She could see from his face that he was confused.  Understandably so she thought, these people with their antiquated belief systems really had no idea of just what lay out there in the universe.  The universes.

“Is this heaven?” he asked.

“No Alex, this is not heaven” she replied, “You’re in the council offices.  We are here to recycle you and get you back out there because there is something you need to do for me”.

That was not what he had expected to hear.  He had always gone to Sunday school and was pretty sure that if he were dead he really ought to be heading off to heaven and ot stood at the council office reception.

“No such thing as heaven or hell I am afraid.  Regardless of which of your many god’s you root for” she explained “Though from what I read neither sound particularly interesting. You really need to just forget everything you may have been told and trust me that this is the best place for you.  You got lucky really today Alex, we could have simply let you dissolve into nothing but you’re here so let’s get on with the job at hand shall we.?

Her tone was suddenly less friendly and that was not a question.   Alex nodded again as Mr Goodwin burst through the door, his brother in tow. 

“Justin!” he exclaimed, waving him over.  Justin had the same foggy look Alex had had just ten minutes prior. Mr Goodwin lead Justin over to stand with him.

“Thank you Mr Goodwin” the receptionist said, her gaze fixed on Justin.  “Very nice to meet you, I’m terribly sorry about being dead and all but it really is nothing to get too upset about.”

She looked at Alex now, he was pretty sure that they were all hearing her in their heads.

“If you would be so kind to explain to your brother what is going on I shall go and prepare you a couple of nice new bodies and we will have you back out on there in no time at all.  We have a lot to get done today.”

***I started this piece about the death of a passenger in a car then thought I’d explore an idea for the Armitage stuff I am writing so kind of just went with it.  It probably slots into the Armitage story somewhere, just not really sure at the moment. – Michael***

Author: Michael

Husband, dad,(ex)programmer, comic collector and proud Yorkshireman. I have no idea why im here or why im writing but i rather enjoy it. no great fan of punctuation;

2 thoughts on “Passenger – An Armitage Tangent”

Leave a Reply

Fill in your details below or click an icon to log in: Logo

You are commenting using your account. Log Out /  Change )

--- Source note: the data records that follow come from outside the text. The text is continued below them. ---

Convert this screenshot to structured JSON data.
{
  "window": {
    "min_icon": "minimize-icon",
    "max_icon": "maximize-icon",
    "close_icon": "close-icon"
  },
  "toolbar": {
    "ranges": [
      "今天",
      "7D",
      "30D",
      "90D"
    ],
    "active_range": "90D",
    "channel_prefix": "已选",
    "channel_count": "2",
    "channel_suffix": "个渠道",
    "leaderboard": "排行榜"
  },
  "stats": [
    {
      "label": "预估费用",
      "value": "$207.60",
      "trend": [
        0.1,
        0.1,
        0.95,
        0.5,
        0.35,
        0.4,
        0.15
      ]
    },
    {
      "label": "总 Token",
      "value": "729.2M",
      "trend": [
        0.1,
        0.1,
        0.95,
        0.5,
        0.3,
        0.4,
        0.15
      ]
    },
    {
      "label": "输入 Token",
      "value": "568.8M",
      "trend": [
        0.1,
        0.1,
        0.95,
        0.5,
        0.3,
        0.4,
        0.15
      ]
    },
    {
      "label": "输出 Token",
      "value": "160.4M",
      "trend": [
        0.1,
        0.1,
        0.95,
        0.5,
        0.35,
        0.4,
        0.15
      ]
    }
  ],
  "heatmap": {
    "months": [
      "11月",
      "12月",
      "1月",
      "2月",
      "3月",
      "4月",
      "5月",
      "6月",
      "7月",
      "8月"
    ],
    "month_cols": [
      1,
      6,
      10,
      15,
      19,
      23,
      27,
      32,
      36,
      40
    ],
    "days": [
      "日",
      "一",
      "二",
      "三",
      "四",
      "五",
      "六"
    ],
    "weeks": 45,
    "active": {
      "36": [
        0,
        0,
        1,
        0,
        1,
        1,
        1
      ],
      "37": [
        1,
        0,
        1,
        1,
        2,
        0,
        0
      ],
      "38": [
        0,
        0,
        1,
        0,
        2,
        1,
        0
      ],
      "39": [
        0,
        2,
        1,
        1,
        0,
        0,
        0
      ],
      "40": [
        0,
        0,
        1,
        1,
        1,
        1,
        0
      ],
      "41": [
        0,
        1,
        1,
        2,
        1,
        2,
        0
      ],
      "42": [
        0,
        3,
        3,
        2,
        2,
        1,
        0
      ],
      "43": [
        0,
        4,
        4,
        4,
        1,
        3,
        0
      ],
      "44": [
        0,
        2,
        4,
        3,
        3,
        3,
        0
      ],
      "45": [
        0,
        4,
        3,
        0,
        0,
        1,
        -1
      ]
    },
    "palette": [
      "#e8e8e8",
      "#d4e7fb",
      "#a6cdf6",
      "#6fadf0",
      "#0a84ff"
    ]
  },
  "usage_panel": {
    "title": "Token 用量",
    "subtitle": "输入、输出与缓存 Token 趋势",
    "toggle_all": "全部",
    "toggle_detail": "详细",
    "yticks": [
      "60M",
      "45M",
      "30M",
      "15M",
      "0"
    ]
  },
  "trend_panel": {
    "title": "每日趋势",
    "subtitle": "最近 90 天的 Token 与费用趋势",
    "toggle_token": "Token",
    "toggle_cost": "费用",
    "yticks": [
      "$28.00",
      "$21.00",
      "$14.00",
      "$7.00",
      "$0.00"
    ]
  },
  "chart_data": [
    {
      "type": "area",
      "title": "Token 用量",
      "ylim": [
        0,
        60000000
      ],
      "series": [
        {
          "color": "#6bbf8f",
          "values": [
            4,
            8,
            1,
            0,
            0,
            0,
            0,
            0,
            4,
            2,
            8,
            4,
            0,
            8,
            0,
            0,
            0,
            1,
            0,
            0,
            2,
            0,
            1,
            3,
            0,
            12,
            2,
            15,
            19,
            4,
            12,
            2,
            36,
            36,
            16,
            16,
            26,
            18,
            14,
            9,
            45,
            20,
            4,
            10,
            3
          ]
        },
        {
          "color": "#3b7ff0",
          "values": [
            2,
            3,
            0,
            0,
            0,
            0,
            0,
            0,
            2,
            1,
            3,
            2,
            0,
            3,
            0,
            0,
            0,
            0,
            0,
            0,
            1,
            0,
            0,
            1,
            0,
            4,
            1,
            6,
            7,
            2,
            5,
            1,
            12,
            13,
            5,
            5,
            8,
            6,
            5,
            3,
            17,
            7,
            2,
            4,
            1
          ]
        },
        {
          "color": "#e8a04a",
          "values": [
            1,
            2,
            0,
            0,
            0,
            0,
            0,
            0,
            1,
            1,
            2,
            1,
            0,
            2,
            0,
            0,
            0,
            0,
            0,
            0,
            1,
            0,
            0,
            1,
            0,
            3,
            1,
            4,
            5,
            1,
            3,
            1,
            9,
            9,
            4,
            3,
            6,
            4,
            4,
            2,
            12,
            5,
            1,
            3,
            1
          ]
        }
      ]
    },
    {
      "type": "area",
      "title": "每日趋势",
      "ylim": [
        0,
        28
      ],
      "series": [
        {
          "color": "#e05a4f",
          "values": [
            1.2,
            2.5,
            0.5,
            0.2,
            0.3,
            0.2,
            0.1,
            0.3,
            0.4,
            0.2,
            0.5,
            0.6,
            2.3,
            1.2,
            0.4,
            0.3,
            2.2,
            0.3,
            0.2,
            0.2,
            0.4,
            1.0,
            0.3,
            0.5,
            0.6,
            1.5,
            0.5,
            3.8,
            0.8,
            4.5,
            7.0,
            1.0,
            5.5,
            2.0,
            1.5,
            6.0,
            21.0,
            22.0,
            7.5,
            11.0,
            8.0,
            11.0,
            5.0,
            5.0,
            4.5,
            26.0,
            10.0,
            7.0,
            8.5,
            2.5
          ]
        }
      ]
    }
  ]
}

Twitter picture

You are commenting using your Twitter account. Log Out /  Change )

Facebook photo

You are commenting using your Facebook account. Log Out /  Change )

Connecting to %s

%d bloggers like this: